Our trip along the Icefields Parkway took us through three life zones: Mountain, Sub alpine and Alpine. All day long the tree line is visible just above us. At this latitude the tree line appears to be around 7,000 feet. Much farther south in southern Colorado the tree line was around 11,500 feet.

What a day! This was 13 hours of visual overload. Both couples decide that tomorrow has to be a day to sleep in and recuperate.

Friday, August 24, 2001 Tunnel Mountain Campground Banff NP Alberta Canada: Elevation 4,760'

Bob and Franna stopped by to see us before heading out.
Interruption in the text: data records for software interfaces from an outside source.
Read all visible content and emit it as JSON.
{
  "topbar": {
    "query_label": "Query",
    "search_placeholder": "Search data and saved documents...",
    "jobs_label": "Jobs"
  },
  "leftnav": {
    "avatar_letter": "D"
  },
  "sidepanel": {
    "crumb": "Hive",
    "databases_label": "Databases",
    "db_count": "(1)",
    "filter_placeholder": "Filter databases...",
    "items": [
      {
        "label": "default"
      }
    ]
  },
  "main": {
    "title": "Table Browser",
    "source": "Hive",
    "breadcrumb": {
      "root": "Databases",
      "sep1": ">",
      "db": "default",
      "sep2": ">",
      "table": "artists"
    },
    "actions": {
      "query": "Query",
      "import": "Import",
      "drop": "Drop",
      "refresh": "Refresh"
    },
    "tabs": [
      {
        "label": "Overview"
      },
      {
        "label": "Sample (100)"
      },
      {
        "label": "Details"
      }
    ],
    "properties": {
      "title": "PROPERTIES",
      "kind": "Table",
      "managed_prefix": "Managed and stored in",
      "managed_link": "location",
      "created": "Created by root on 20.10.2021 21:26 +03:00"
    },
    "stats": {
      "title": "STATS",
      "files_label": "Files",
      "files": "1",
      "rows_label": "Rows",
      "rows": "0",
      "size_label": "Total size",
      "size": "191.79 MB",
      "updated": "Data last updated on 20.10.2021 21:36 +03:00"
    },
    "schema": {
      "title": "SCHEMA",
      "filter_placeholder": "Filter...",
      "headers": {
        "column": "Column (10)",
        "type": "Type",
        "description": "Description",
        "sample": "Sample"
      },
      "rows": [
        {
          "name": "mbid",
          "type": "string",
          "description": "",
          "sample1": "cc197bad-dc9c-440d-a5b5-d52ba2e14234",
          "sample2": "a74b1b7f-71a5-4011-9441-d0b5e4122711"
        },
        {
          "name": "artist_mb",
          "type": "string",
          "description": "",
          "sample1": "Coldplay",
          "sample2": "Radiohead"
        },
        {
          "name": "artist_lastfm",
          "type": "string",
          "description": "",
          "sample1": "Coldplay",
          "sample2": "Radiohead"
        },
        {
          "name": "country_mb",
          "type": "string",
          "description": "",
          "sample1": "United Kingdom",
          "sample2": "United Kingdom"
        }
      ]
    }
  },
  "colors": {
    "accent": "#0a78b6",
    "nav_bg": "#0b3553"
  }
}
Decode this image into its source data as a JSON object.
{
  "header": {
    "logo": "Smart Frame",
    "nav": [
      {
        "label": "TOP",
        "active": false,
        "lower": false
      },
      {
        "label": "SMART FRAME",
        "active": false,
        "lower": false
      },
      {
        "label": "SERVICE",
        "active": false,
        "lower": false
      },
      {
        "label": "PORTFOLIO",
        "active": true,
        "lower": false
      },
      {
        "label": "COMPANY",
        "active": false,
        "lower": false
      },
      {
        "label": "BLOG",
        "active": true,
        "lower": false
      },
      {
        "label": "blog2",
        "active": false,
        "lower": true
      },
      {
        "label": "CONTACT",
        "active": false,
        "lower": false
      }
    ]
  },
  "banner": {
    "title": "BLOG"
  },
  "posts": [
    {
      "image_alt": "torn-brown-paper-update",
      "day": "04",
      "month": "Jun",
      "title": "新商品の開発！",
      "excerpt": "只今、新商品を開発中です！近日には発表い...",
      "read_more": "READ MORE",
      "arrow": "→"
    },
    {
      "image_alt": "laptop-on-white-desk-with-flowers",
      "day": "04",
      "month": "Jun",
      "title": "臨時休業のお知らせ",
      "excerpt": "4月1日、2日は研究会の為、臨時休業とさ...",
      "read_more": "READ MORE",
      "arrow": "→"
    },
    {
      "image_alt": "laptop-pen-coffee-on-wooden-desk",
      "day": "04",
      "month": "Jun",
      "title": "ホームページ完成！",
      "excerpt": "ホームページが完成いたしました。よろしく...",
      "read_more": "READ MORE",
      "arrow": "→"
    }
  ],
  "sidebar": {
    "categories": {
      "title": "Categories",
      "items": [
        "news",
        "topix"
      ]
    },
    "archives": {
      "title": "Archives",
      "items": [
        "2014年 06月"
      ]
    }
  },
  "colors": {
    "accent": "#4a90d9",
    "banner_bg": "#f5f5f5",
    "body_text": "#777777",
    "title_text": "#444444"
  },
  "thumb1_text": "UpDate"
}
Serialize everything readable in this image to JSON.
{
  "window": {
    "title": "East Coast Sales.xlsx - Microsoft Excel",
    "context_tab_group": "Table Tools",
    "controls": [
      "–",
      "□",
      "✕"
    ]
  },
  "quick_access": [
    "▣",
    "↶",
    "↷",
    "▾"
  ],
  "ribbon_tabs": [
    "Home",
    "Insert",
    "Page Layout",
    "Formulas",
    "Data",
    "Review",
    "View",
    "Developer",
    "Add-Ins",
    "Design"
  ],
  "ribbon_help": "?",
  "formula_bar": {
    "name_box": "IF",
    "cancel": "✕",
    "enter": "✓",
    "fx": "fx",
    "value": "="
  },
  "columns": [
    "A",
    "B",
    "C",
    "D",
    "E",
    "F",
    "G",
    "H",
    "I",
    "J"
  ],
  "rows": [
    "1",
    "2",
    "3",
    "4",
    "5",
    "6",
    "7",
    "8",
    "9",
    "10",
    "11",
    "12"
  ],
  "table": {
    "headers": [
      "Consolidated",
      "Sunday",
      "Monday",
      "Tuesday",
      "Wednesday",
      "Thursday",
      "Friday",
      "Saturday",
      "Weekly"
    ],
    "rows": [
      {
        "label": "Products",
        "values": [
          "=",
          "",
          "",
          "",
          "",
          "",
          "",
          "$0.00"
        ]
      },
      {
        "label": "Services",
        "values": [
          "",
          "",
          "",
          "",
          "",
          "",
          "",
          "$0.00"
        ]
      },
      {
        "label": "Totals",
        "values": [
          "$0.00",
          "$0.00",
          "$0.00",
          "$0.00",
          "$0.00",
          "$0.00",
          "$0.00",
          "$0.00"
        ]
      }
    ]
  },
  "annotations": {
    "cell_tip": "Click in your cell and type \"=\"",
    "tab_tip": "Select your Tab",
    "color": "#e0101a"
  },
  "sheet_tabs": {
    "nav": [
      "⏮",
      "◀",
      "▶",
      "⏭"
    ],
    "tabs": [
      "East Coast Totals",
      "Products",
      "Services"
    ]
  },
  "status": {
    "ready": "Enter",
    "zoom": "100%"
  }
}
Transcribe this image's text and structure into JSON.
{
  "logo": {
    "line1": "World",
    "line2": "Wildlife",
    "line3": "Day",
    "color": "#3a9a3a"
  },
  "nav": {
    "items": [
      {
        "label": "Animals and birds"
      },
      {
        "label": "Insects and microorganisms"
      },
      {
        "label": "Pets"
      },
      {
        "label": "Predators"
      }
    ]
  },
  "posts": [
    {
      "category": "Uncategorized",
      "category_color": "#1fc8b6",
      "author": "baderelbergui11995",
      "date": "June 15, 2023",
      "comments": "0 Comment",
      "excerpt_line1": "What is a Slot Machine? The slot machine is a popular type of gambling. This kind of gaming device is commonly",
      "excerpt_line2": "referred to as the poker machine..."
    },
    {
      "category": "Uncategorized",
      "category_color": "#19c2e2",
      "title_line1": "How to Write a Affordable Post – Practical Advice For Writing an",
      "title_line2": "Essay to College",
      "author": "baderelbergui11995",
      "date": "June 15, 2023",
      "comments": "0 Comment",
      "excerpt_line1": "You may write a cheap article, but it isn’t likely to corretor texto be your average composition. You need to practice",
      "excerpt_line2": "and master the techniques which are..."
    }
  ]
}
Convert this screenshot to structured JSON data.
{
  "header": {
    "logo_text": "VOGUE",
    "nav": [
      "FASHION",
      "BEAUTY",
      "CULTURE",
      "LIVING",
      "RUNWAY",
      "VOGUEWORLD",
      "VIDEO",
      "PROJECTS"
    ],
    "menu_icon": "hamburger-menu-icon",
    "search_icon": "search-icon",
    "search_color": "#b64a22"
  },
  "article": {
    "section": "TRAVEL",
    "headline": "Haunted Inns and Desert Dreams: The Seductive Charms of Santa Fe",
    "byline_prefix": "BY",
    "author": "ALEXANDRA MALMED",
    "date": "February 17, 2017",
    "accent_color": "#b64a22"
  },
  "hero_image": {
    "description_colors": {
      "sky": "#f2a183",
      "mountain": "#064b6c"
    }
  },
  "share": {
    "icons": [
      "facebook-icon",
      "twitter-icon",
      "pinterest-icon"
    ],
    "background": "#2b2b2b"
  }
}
They are heading for Radium Hot Springs and some golf before going back to the States. There is a chance that we will meet back up with them in Cody, Wyoming sometime around the 4th of September.

Joyce and I recuperated before touring Banff's historic cave and basin in the early afternoon. The Cave, and Hot Springs are historic because they are the beginning of Canada's National Park System.

We head for Calgary and an oil change for the motorhome in the morning.

Mike & Joyce Hendrix

Click here for more Canada travellogs

Until next time remember how good life is.

Mike & Joyce Hendrix

More Canada Adventures

Adventures by State ** 2001 Travel Adventures


Mike & Joyce Hendrix

Mike & Joyce Hendrix




Mike & Joyce Hendrix who we are

We hope you liked this page. If you do you might be interested in some of our other Travel Adventures:

Mike & Joyce Hendrix's home page

Travel Adventures by Year ** Travel Adventures by State ** Plants ** Marine-Boats ** Geology ** Exciting Drives ** Cute Signs ** RV Subjects ** Miscellaneous Subjects


We would love to hear from you......just put "info" in the place of "FAKE" in this address: FAKE@travellogs.us

Until next time remember how good life is.